US5442573 *Apr 28, 1993Aug 15, 1995Taymer Industries Inc.Laser thickness gauge
US5636025 *Jun 17, 1994Jun 3, 1997Medar, Inc.System for optically measuring the surface contour of a part using more fringe techniques
US5661295 *Jul 20, 1995Aug 26, 1997Matsushita Electric Industrial Co., Ltd.Optical encoder with dual diffraction gratings
US5953448 *Mar 1, 1996Sep 14, 1999Textile/Clothing Technology CorporationContour measurement of an object having a discontinuous surface using block point identification techniques
US6246482Mar 8, 1999Jun 12, 2001Gou Lite Ltd.Optical translation measurement
US6330057Mar 8, 1999Dec 11, 2001Otm Technologies Ltd.Optical translation measurement
US6424407Mar 9, 1998Jul 23, 2002Otm Technologies Ltd.Optical translation measurement
US6452683Mar 8, 1999Sep 17, 2002Otm Technologies Ltd.Optical translation measurement
US6643025Mar 29, 2002Nov 4, 2003Georgia Tech Research CorporationMicrointerferometer for distance measurements
US6741335Jul 19, 2002May 25, 2004Otm Technologies Ltd.Optical translation measurement
US6753969Mar 29, 2002Jun 22, 2004Geogia Tech Research CorporationMicrointerferometer for measuring distance with improved sensitivity
US7068377 *Mar 29, 2002Jun 27, 2006Georgia-Tech Rsearch CorporationSystem and method for surface profiling a target object
US7116430Nov 10, 2003Oct 3, 2006Georgia Technology Research CorporationHighly-sensitive displacement-measuring optical device

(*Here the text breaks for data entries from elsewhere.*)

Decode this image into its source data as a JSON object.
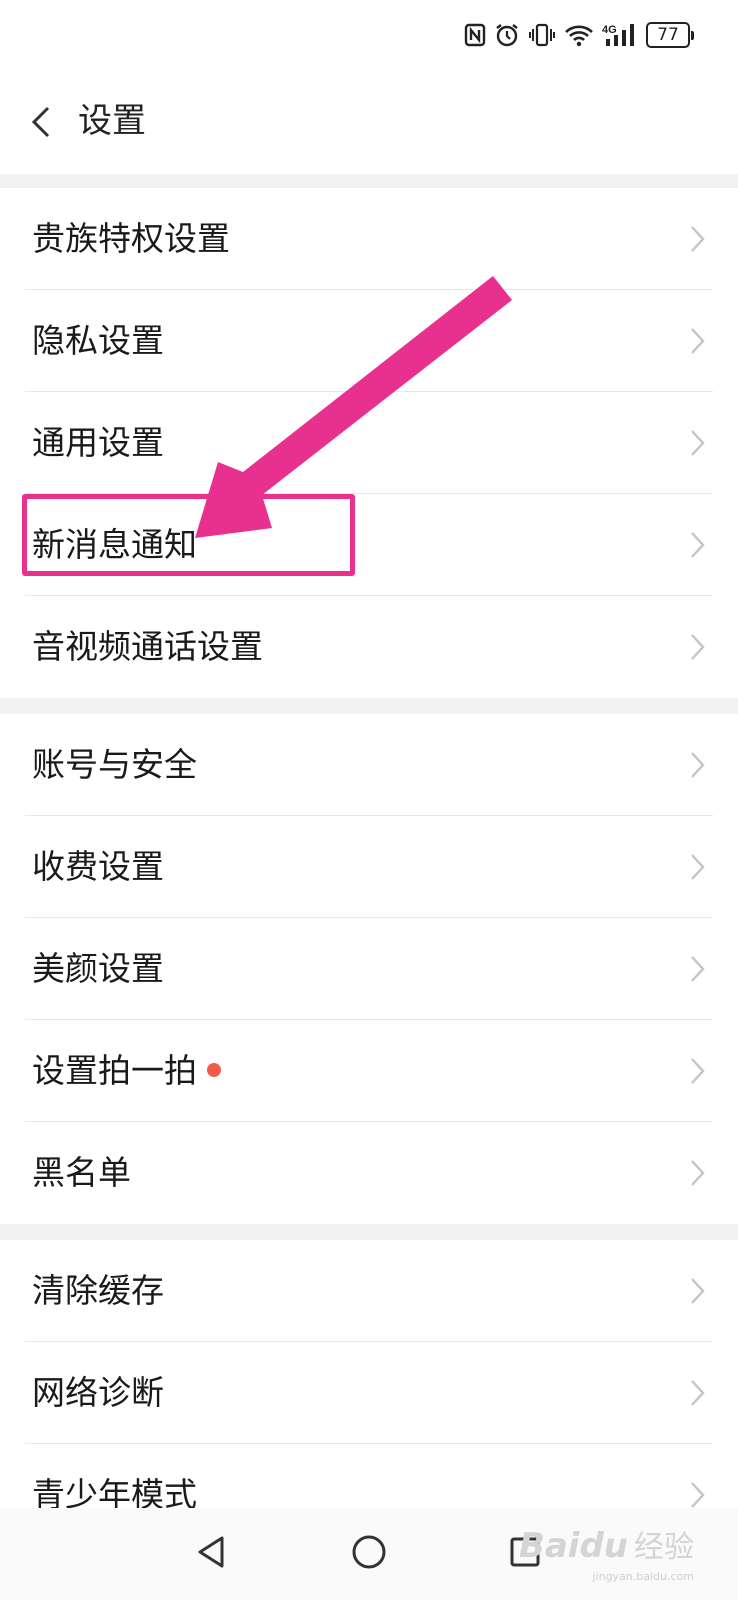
{
  "status_bar": {
    "icons": [
      "nfc-icon",
      "alarm-icon",
      "vibrate-icon",
      "wifi-icon",
      "signal-4g-icon",
      "battery-icon"
    ],
    "network_label": "4G",
    "battery_level": "77"
  },
  "header": {
    "title": "设置",
    "back_icon": "chevron-left-icon"
  },
  "sections": [
    {
      "items": [
        {
          "label": "贵族特权设置"
        },
        {
          "label": "隐私设置"
        },
        {
          "label": "通用设置"
        },
        {
          "label": "新消息通知"
        },
        {
          "label": "音视频通话设置"
        }
      ]
    },
    {
      "items": [
        {
          "label": "账号与安全"
        },
        {
          "label": "收费设置"
        },
        {
          "label": "美颜设置"
        },
        {
          "label": "设置拍一拍",
          "badge": "red-dot"
        },
        {
          "label": "黑名单"
        }
      ]
    },
    {
      "items": [
        {
          "label": "清除缓存"
        },
        {
          "label": "网络诊断"
        },
        {
          "label": "青少年模式"
        }
      ]
    }
  ],
  "annotation": {
    "target_label": "新消息通知",
    "color": "#e8318e"
  },
  "nav_bar": {
    "buttons": [
      "back-triangle-icon",
      "home-circle-icon",
      "recents-square-icon"
    ]
  },
  "watermark": {
    "brand": "Baidu",
    "product": "经验",
    "url": "jingyan.baidu.com"
  },
  "colors": {
    "background": "#ffffff",
    "section_gap": "#f2f2f2",
    "divider": "#e7e7e7",
    "chevron": "#c4c4c4",
    "badge_dot": "#f25a4a",
    "annotation": "#e8318e"
  }
}
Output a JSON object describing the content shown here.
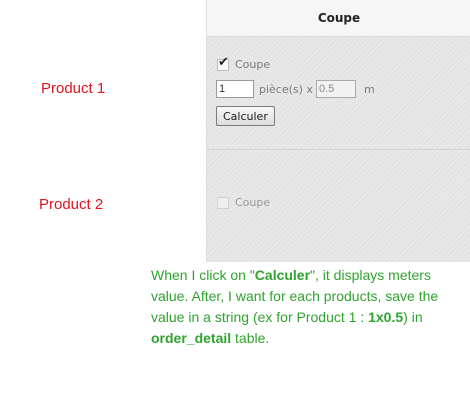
{
  "header": {
    "title": "Coupe"
  },
  "products": [
    {
      "label": "Product 1"
    },
    {
      "label": "Product 2"
    }
  ],
  "row1": {
    "checkbox_label": "Coupe",
    "checked": true,
    "quantity_value": "1",
    "pieces_label": "pièce(s) x",
    "length_value": "0.5",
    "unit_label": "m",
    "calc_button_label": "Calculer"
  },
  "row2": {
    "checkbox_label": "Coupe",
    "checked": false
  },
  "note": {
    "part1": "When I click on \"",
    "calculer": "Calculer",
    "part2": "\", it displays meters value. After, I want for each products, save the value in a string (ex for Product 1 : ",
    "example": "1x0.5",
    "part3": ") in ",
    "table": "order_detail",
    "part4": " table."
  },
  "colors": {
    "product_label": "#e0141e",
    "note_text": "#2fa32f"
  }
}
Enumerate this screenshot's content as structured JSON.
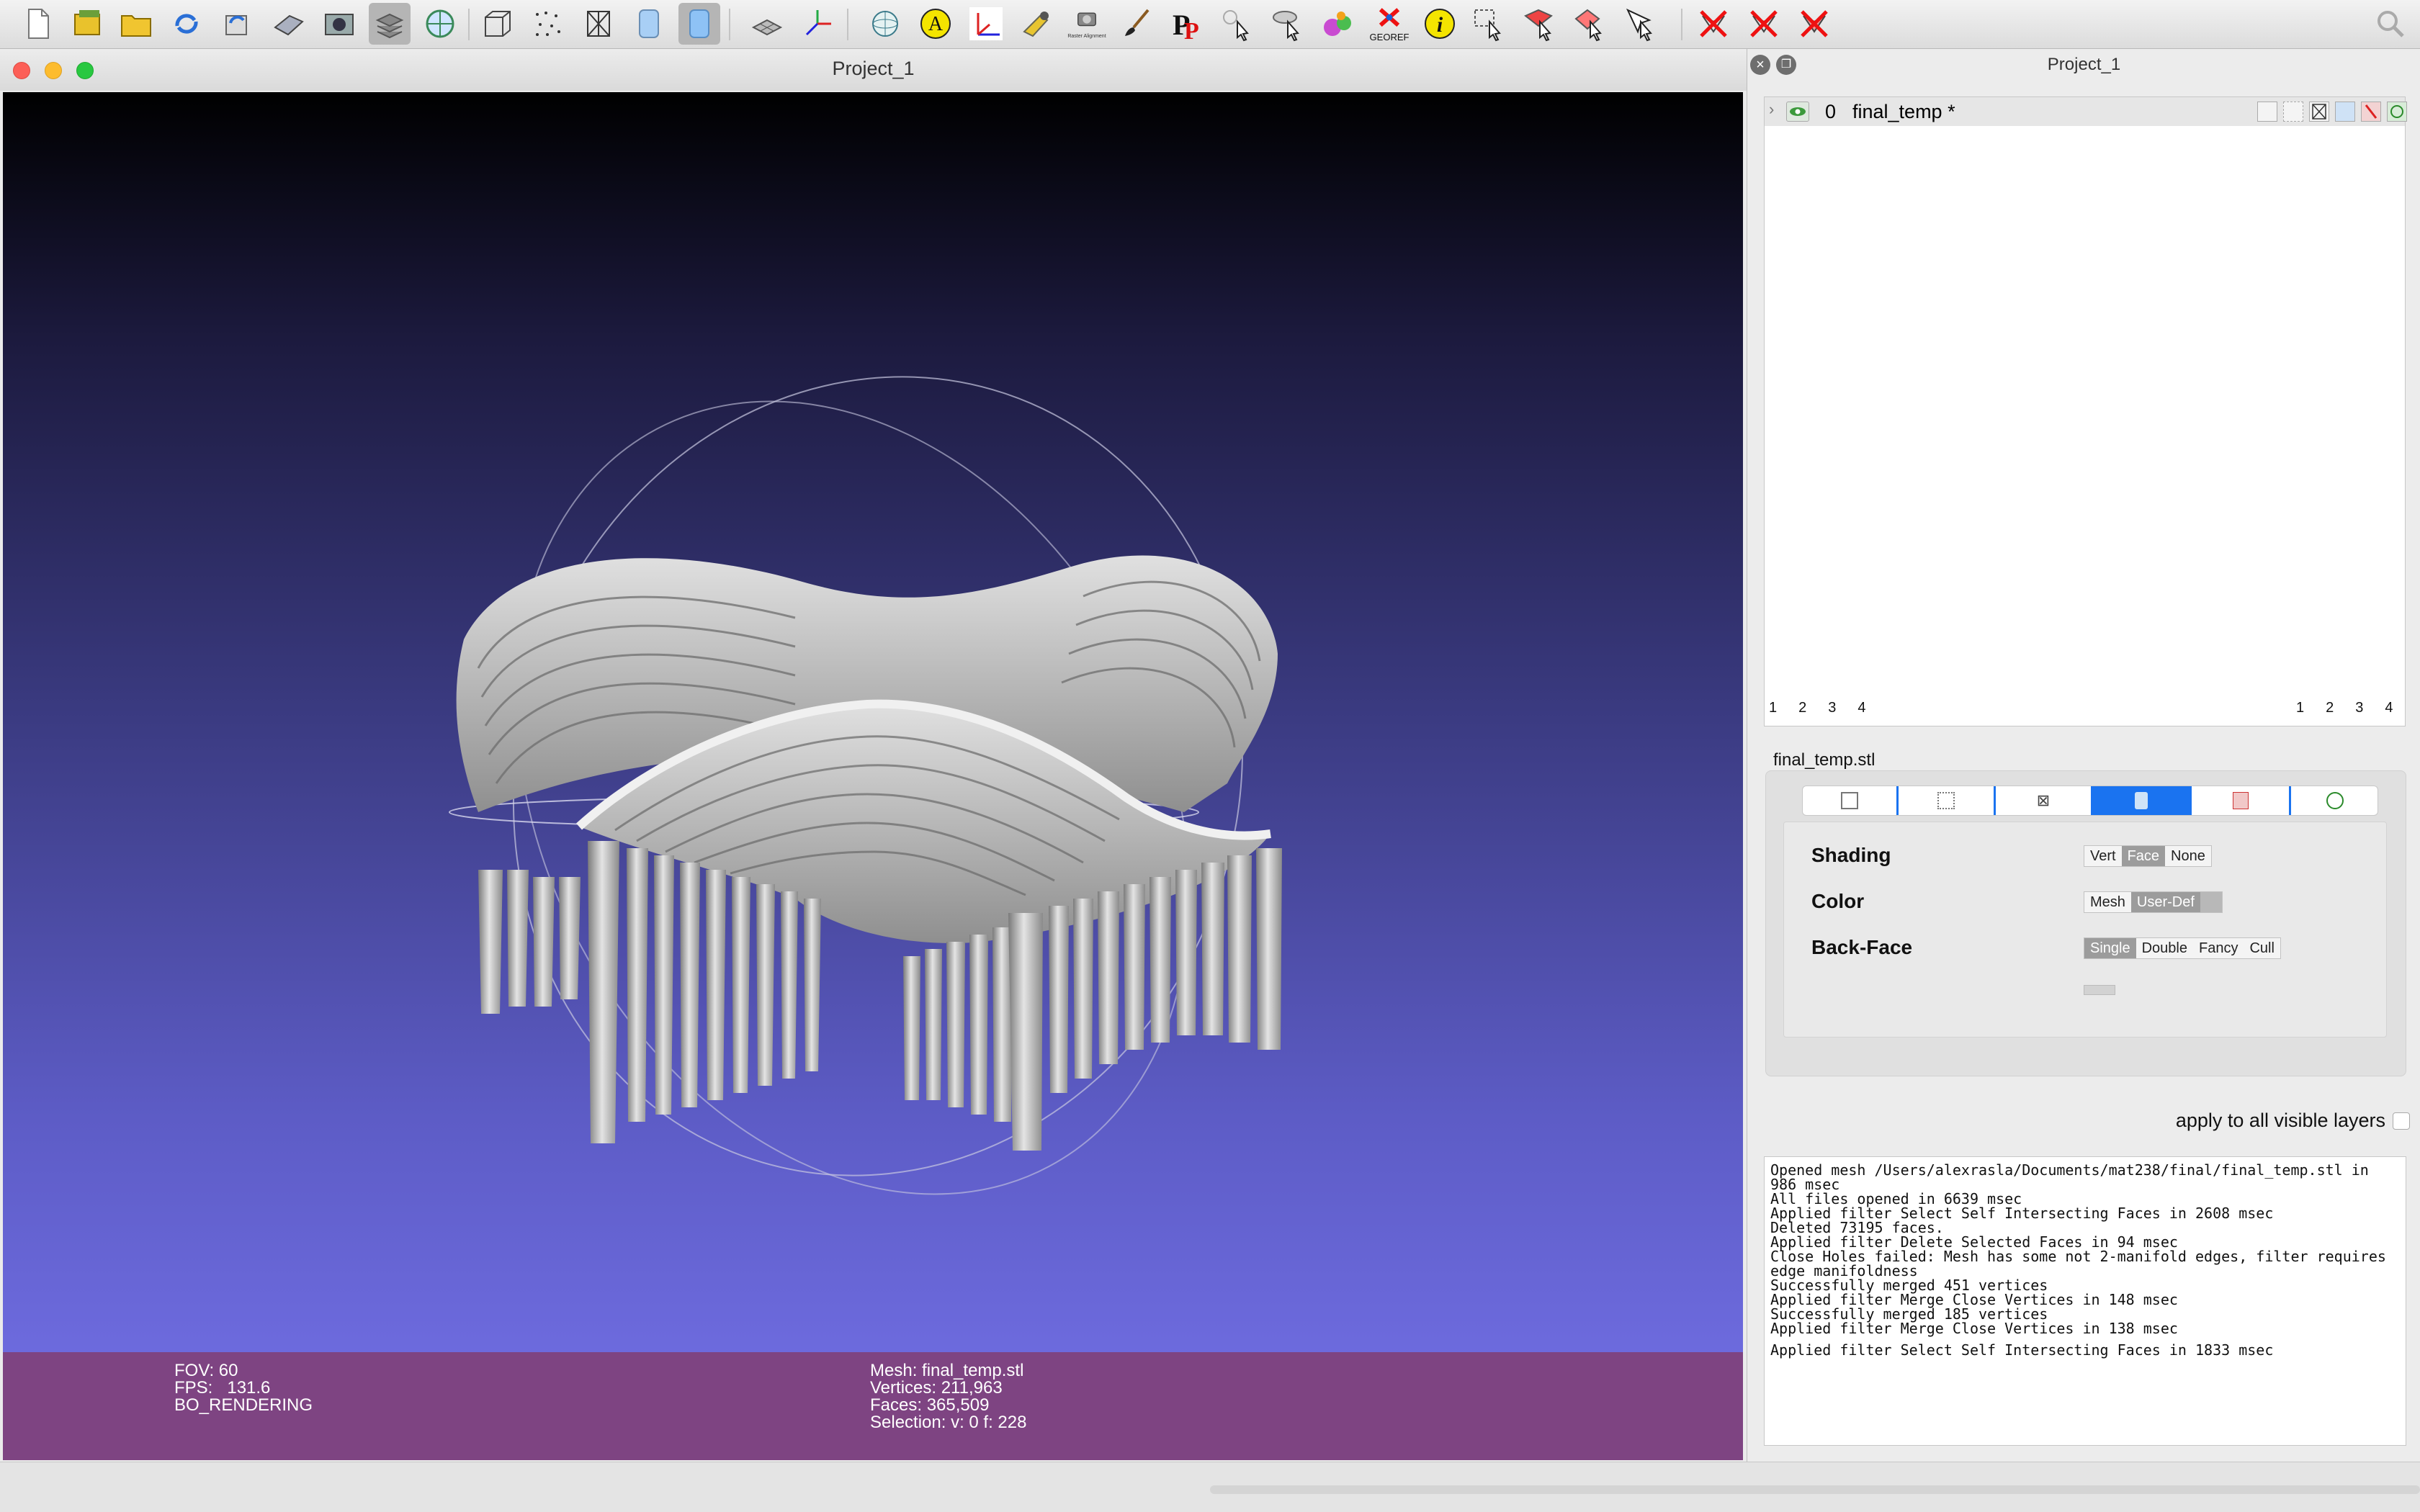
{
  "toolbar": {
    "icons": [
      "new-file-icon",
      "open-project-icon",
      "open-folder-icon",
      "reload-icon",
      "reload-all-icon",
      "save-icon",
      "snapshot-icon",
      "layers-icon",
      "globe-view-icon",
      "bounding-box-icon",
      "points-icon",
      "wireframe-icon",
      "flat-shading-icon",
      "smooth-shading-icon",
      "grid-icon",
      "axis-icon",
      "sphere-view-icon",
      "annotate-icon",
      "coordinate-frame-icon",
      "measure-icon",
      "raster-alignment-icon",
      "paint-brush-icon",
      "p-tool-icon",
      "select-vertex-icon",
      "select-tool-icon",
      "pickpoints-icon",
      "isoparam-icon",
      "georef-icon",
      "info-icon",
      "select-area-icon",
      "select-faces-icon",
      "select-connected-icon",
      "select-pointer-icon",
      "delete-faces-icon",
      "delete-vertices-icon",
      "delete-all-icon",
      "search-icon"
    ],
    "raster_label": "Raster Alignment",
    "georef_label": "GEOREF"
  },
  "viewer": {
    "title": "Project_1",
    "info_left": [
      "FOV: 60",
      "FPS:   131.6",
      "BO_RENDERING"
    ],
    "info_right": [
      "Mesh: final_temp.stl",
      "Vertices: 211,963",
      "Faces: 365,509",
      "Selection: v: 0 f: 228"
    ]
  },
  "panel": {
    "title": "Project_1",
    "layer": {
      "index": "0",
      "name": "final_temp *"
    },
    "pages_left": [
      "1",
      "2",
      "3",
      "4"
    ],
    "pages_right": [
      "1",
      "2",
      "3",
      "4"
    ],
    "mesh_name": "final_temp.stl",
    "shading": {
      "label": "Shading",
      "options": [
        "Vert",
        "Face",
        "None"
      ],
      "selected": "Face"
    },
    "color": {
      "label": "Color",
      "options": [
        "Mesh",
        "User-Def"
      ],
      "selected": "User-Def"
    },
    "backface": {
      "label": "Back-Face",
      "options": [
        "Single",
        "Double",
        "Fancy",
        "Cull"
      ],
      "selected": "Single"
    },
    "apply_all": "apply to all visible layers"
  },
  "log": [
    "Opened mesh /Users/alexrasla/Documents/mat238/final/final_temp.stl in 986 msec",
    "All files opened in 6639 msec",
    "Applied filter Select Self Intersecting Faces in 2608 msec",
    "Deleted 73195 faces.",
    "Applied filter Delete Selected Faces in 94 msec",
    "Close Holes failed: Mesh has some not 2-manifold edges, filter requires edge manifoldness",
    "Successfully merged 451 vertices",
    "Applied filter Merge Close Vertices in 148 msec",
    "Successfully merged 185 vertices",
    "Applied filter Merge Close Vertices in 138 msec",
    "",
    "Applied filter Select Self Intersecting Faces in 1833 msec"
  ]
}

US7440117Apr 17, 2006Oct 21, 2008Georgia Tech Research Corp.Highly-sensitive displacement-measuring optical device
US7485847Dec 8, 2005Feb 3, 2009Georgia Tech Research CorporationDisplacement sensor employing discrete light pulse detection
US7518737Apr 17, 2006Apr 14, 2009Georgia Tech Research Corp.Displacement-measuring optical device with orifice
EP0151032A2 *Jan 30, 1985Aug 7, 1985Nippon Telegraph And Telephone CorporationMethod of adjusting relative positions of two objects by using diffraction grating and control apparatus therefor
EP0182469A1 *Sep 13, 1985May 28, 1986New York Institute Of TechnologyApparatus and method for obtaining surface profilometry and three dimensional surface contours
WO2002079718A1 *Mar 29, 2002Oct 10, 2002Georgia Tech Res InstSystem and method for surface profiling
Classifications
U.S. Classification356/512, 356/521
International ClassificationG01N21/88, G01B9/02, G01N21/47, G01B11/30
Cooperative ClassificationG01B2290/30, G01B9/02032, G01B9/02057, G01B11/306
European ClassificationG01B9/02, G01B11/30C